#### [Listed records]
★ ★ ★ ★ ★

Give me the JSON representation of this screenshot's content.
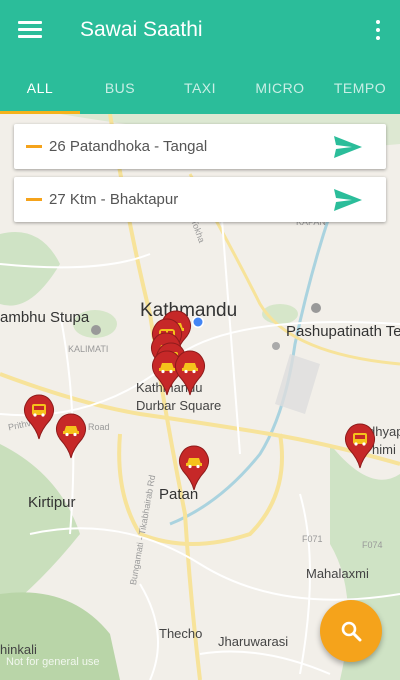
{
  "app": {
    "title": "Sawai Saathi",
    "menu_icon": "hamburger-menu-icon",
    "overflow_icon": "more-vert-icon"
  },
  "tabs": [
    {
      "label": "ALL",
      "active": true
    },
    {
      "label": "BUS",
      "active": false
    },
    {
      "label": "TAXI",
      "active": false
    },
    {
      "label": "MICRO",
      "active": false
    },
    {
      "label": "TEMPO",
      "active": false
    }
  ],
  "routes": [
    {
      "label": "26 Patandhoka - Tangal",
      "action_icon": "send-icon"
    },
    {
      "label": "27 Ktm - Bhaktapur",
      "action_icon": "send-icon"
    }
  ],
  "map": {
    "labels": {
      "kathmandu": "Kathmandu",
      "patan": "Patan",
      "kirtipur": "Kirtipur",
      "pashupatinath": "Pashupatinath Te",
      "swayambhu": "ambhu Stupa",
      "durbar_square_1": "Kathmandu",
      "durbar_square_2": "Durbar Square",
      "kalimati": "KALIMATI",
      "kapan": "KAPAN",
      "mahalaxmi": "Mahalaxmi",
      "thecho": "Thecho",
      "jharuwarasi": "Jharuwarasi",
      "khokana": "hinkali",
      "madhyapur_1": "Madhyap",
      "madhyapur_2": "himi",
      "road_prithvi": "Prithvi",
      "road_ring": "Road",
      "road_bungamati": "Bungamati - Tikabhairab Rd",
      "road_f071": "F071",
      "road_f074": "F074",
      "road_tokha": "Tokha"
    },
    "pins": [
      {
        "vehicle": "taxi-icon"
      },
      {
        "vehicle": "micro-icon"
      },
      {
        "vehicle": "taxi-icon"
      },
      {
        "vehicle": "bus-icon"
      },
      {
        "vehicle": "taxi-icon"
      },
      {
        "vehicle": "taxi-icon"
      },
      {
        "vehicle": "bus-icon"
      },
      {
        "vehicle": "taxi-icon"
      },
      {
        "vehicle": "taxi-icon"
      },
      {
        "vehicle": "bus-icon"
      }
    ],
    "pin_color": "#c62828",
    "my_location_color": "#4285f4"
  },
  "fab": {
    "icon": "search-icon"
  },
  "attribution": "Not for general use",
  "colors": {
    "primary": "#2bbd9a",
    "accent": "#f5a31b"
  }
}
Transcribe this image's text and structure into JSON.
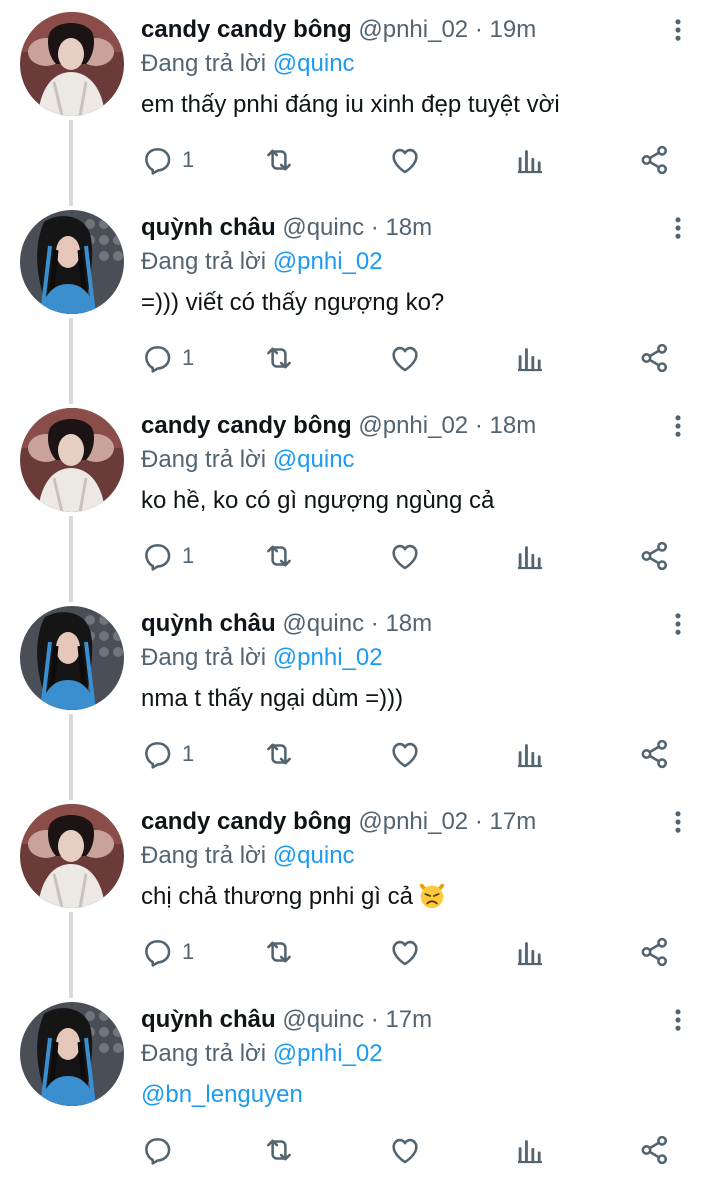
{
  "accent_color": "#1d9bf0",
  "muted_color": "#536471",
  "replying_prefix": "Đang trả lời",
  "tweets": [
    {
      "name": "candy candy bông",
      "handle": "@pnhi_02",
      "sep": "·",
      "time": "19m",
      "replying_to": "@quinc",
      "text": "em thấy pnhi đáng iu xinh đẹp tuyệt vời",
      "reply_count": "1",
      "avatar": "avatar-pnhi"
    },
    {
      "name": "quỳnh châu",
      "handle": "@quinc",
      "sep": "·",
      "time": "18m",
      "replying_to": "@pnhi_02",
      "text": "=))) viết có thấy ngượng ko?",
      "reply_count": "1",
      "avatar": "avatar-quinc"
    },
    {
      "name": "candy candy bông",
      "handle": "@pnhi_02",
      "sep": "·",
      "time": "18m",
      "replying_to": "@quinc",
      "text": "ko hề, ko có gì ngượng ngùng cả",
      "reply_count": "1",
      "avatar": "avatar-pnhi"
    },
    {
      "name": "quỳnh châu",
      "handle": "@quinc",
      "sep": "·",
      "time": "18m",
      "replying_to": "@pnhi_02",
      "text": "nma t thấy ngại dùm =)))",
      "reply_count": "1",
      "avatar": "avatar-quinc"
    },
    {
      "name": "candy candy bông",
      "handle": "@pnhi_02",
      "sep": "·",
      "time": "17m",
      "replying_to": "@quinc",
      "text": "chị chả thương pnhi gì cả",
      "emoji": "pouting-cat-emoji",
      "reply_count": "1",
      "avatar": "avatar-pnhi"
    },
    {
      "name": "quỳnh châu",
      "handle": "@quinc",
      "sep": "·",
      "time": "17m",
      "replying_to": "@pnhi_02",
      "text": "@bn_lenguyen",
      "reply_count": "",
      "avatar": "avatar-quinc"
    }
  ],
  "icons": [
    "reply-icon",
    "retweet-icon",
    "like-icon",
    "analytics-icon",
    "share-icon",
    "more-options-icon"
  ]
}
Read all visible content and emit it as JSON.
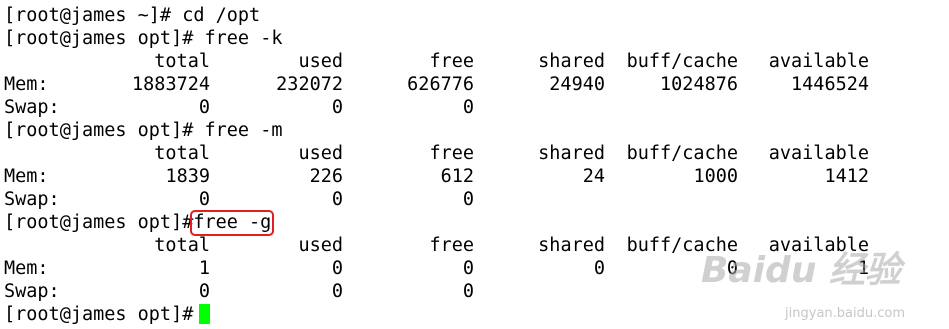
{
  "terminal": {
    "prompt_home": "[root@james ~]#",
    "prompt_opt": "[root@james opt]#",
    "cmd_cd": "cd /opt",
    "cmd_free_k": "free -k",
    "cmd_free_m": "free -m",
    "cmd_free_g": "free -g",
    "headers": [
      "total",
      "used",
      "free",
      "shared",
      "buff/cache",
      "available"
    ],
    "mem_label": "Mem:",
    "swap_label": "Swap:",
    "k": {
      "mem": [
        "1883724",
        "232072",
        "626776",
        "24940",
        "1024876",
        "1446524"
      ],
      "swap": [
        "0",
        "0",
        "0"
      ]
    },
    "m": {
      "mem": [
        "1839",
        "226",
        "612",
        "24",
        "1000",
        "1412"
      ],
      "swap": [
        "0",
        "0",
        "0"
      ]
    },
    "g": {
      "mem": [
        "1",
        "0",
        "0",
        "0",
        "0",
        "1"
      ],
      "swap": [
        "0",
        "0",
        "0"
      ]
    },
    "cursor_color": "#00ff00",
    "highlight_color": "#e02020"
  },
  "watermark": {
    "logo_text": "Baidu 经验",
    "url": "jingyan.baidu.com"
  }
}
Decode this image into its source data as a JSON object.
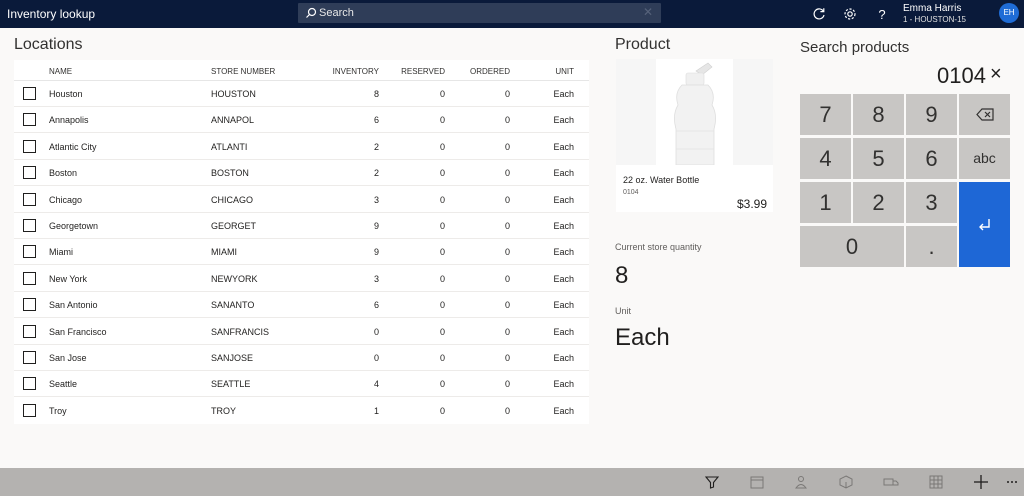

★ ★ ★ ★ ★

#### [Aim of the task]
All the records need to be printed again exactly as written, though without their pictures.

#### [Output]
Give me the JSON representation of this screenshot's content.
{
  "app": {
    "title": "Sawai Saathi",
    "menu_icon": "hamburger-menu-icon",
    "overflow_icon": "more-vert-icon"
  },
  "tabs": [
    {
      "label": "ALL",
      "active": true
    },
    {
      "label": "BUS",
      "active": false
    },
    {
      "label": "TAXI",
      "active": false
    },
    {
      "label": "MICRO",
      "active": false
    },
    {
      "label": "TEMPO",
      "active": false
    }
  ],
  "routes": [
    {
      "label": "26 Patandhoka - Tangal",
      "action_icon": "send-icon"
    },
    {
      "label": "27 Ktm - Bhaktapur",
      "action_icon": "send-icon"
    }
  ],
  "map": {
    "labels": {
      "kathmandu": "Kathmandu",
      "patan": "Patan",
      "kirtipur": "Kirtipur",
      "pashupatinath": "Pashupatinath Te",
      "swayambhu": "ambhu Stupa",
      "durbar_square_1": "Kathmandu",
      "durbar_square_2": "Durbar Square",
      "kalimati": "KALIMATI",
      "kapan": "KAPAN",
      "mahalaxmi": "Mahalaxmi",
      "thecho": "Thecho",
      "jharuwarasi": "Jharuwarasi",
      "khokana": "hinkali",
      "madhyapur_1": "Madhyap",
      "madhyapur_2": "himi",
      "road_prithvi": "Prithvi",
      "road_ring": "Road",
      "road_bungamati": "Bungamati - Tikabhairab Rd",
      "road_f071": "F071",
      "road_f074": "F074",
      "road_tokha": "Tokha"
    },
    "pins": [
      {
        "vehicle": "taxi-icon"
      },
      {
        "vehicle": "micro-icon"
      },
      {
        "vehicle": "taxi-icon"
      },
      {
        "vehicle": "bus-icon"
      },
      {
        "vehicle": "taxi-icon"
      },
      {
        "vehicle": "taxi-icon"
      },
      {
        "vehicle": "bus-icon"
      },
      {
        "vehicle": "taxi-icon"
      },
      {
        "vehicle": "taxi-icon"
      },
      {
        "vehicle": "bus-icon"
      }
    ],
    "pin_color": "#c62828",
    "my_location_color": "#4285f4"
  },
  "fab": {
    "icon": "search-icon"
  },
  "attribution": "Not for general use",
  "colors": {
    "primary": "#2bbd9a",
    "accent": "#f5a31b"
  }
}
Transcribe this image's text and structure into JSON.
{
  "accent_color": "#1d9bf0",
  "muted_color": "#536471",
  "replying_prefix": "Đang trả lời",
  "tweets": [
    {
      "name": "candy candy bông",
      "handle": "@pnhi_02",
      "sep": "·",
      "time": "19m",
      "replying_to": "@quinc",
      "text": "em thấy pnhi đáng iu xinh đẹp tuyệt vời",
      "reply_count": "1",
      "avatar": "avatar-pnhi"
    },
    {
      "name": "quỳnh châu",
      "handle": "@quinc",
      "sep": "·",
      "time": "18m",
      "replying_to": "@pnhi_02",
      "text": "=))) viết có thấy ngượng ko?",
      "reply_count": "1",
      "avatar": "avatar-quinc"
    },
    {
      "name": "candy candy bông",
      "handle": "@pnhi_02",
      "sep": "·",
      "time": "18m",
      "replying_to": "@quinc",
      "text": "ko hề, ko có gì ngượng ngùng cả",
      "reply_count": "1",
      "avatar": "avatar-pnhi"
    },
    {
      "name": "quỳnh châu",
      "handle": "@quinc",
      "sep": "·",
      "time": "18m",
      "replying_to": "@pnhi_02",
      "text": "nma t thấy ngại dùm =)))",
      "reply_count": "1",
      "avatar": "avatar-quinc"
    },
    {
      "name": "candy candy bông",
      "handle": "@pnhi_02",
      "sep": "·",
      "time": "17m",
      "replying_to": "@quinc",
      "text": "chị chả thương pnhi gì cả",
      "emoji": "pouting-cat-emoji",
      "reply_count": "1",
      "avatar": "avatar-pnhi"
    },
    {
      "name": "quỳnh châu",
      "handle": "@quinc",
      "sep": "·",
      "time": "17m",
      "replying_to": "@pnhi_02",
      "text": "@bn_lenguyen",
      "reply_count": "",
      "avatar": "avatar-quinc"
    }
  ],
  "icons": [
    "reply-icon",
    "retweet-icon",
    "like-icon",
    "analytics-icon",
    "share-icon",
    "more-options-icon"
  ]
}
Read all visible content and emit it as JSON.
{
  "terminal": {
    "prompt_home": "[root@james ~]#",
    "prompt_opt": "[root@james opt]#",
    "cmd_cd": "cd /opt",
    "cmd_free_k": "free -k",
    "cmd_free_m": "free -m",
    "cmd_free_g": "free -g",
    "headers": [
      "total",
      "used",
      "free",
      "shared",
      "buff/cache",
      "available"
    ],
    "mem_label": "Mem:",
    "swap_label": "Swap:",
    "k": {
      "mem": [
        "1883724",
        "232072",
        "626776",
        "24940",
        "1024876",
        "1446524"
      ],
      "swap": [
        "0",
        "0",
        "0"
      ]
    },
    "m": {
      "mem": [
        "1839",
        "226",
        "612",
        "24",
        "1000",
        "1412"
      ],
      "swap": [
        "0",
        "0",
        "0"
      ]
    },
    "g": {
      "mem": [
        "1",
        "0",
        "0",
        "0",
        "0",
        "1"
      ],
      "swap": [
        "0",
        "0",
        "0"
      ]
    },
    "cursor_color": "#00ff00",
    "highlight_color": "#e02020"
  },
  "watermark": {
    "logo_text": "Baidu 经验",
    "url": "jingyan.baidu.com"
  }
}
Decode this image into its source data as a JSON object.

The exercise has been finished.